Work required →
Give back the entries in full, exactly as they are written.

(Records from a collection)
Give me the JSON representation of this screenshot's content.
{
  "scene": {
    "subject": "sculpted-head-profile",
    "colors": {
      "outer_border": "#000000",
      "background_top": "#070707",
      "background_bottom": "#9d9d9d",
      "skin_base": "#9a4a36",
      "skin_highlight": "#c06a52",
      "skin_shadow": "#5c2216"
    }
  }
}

Exercise result →
Give me the JSON representation of this screenshot's content.
{
  "scene": {
    "subject": "sculpted-head-profile",
    "colors": {
      "outer_border": "#000000",
      "background_top": "#070707",
      "background_bottom": "#9d9d9d",
      "skin_base": "#9a4a36",
      "skin_highlight": "#c06a52",
      "skin_shadow": "#5c2216"
    }
  }
}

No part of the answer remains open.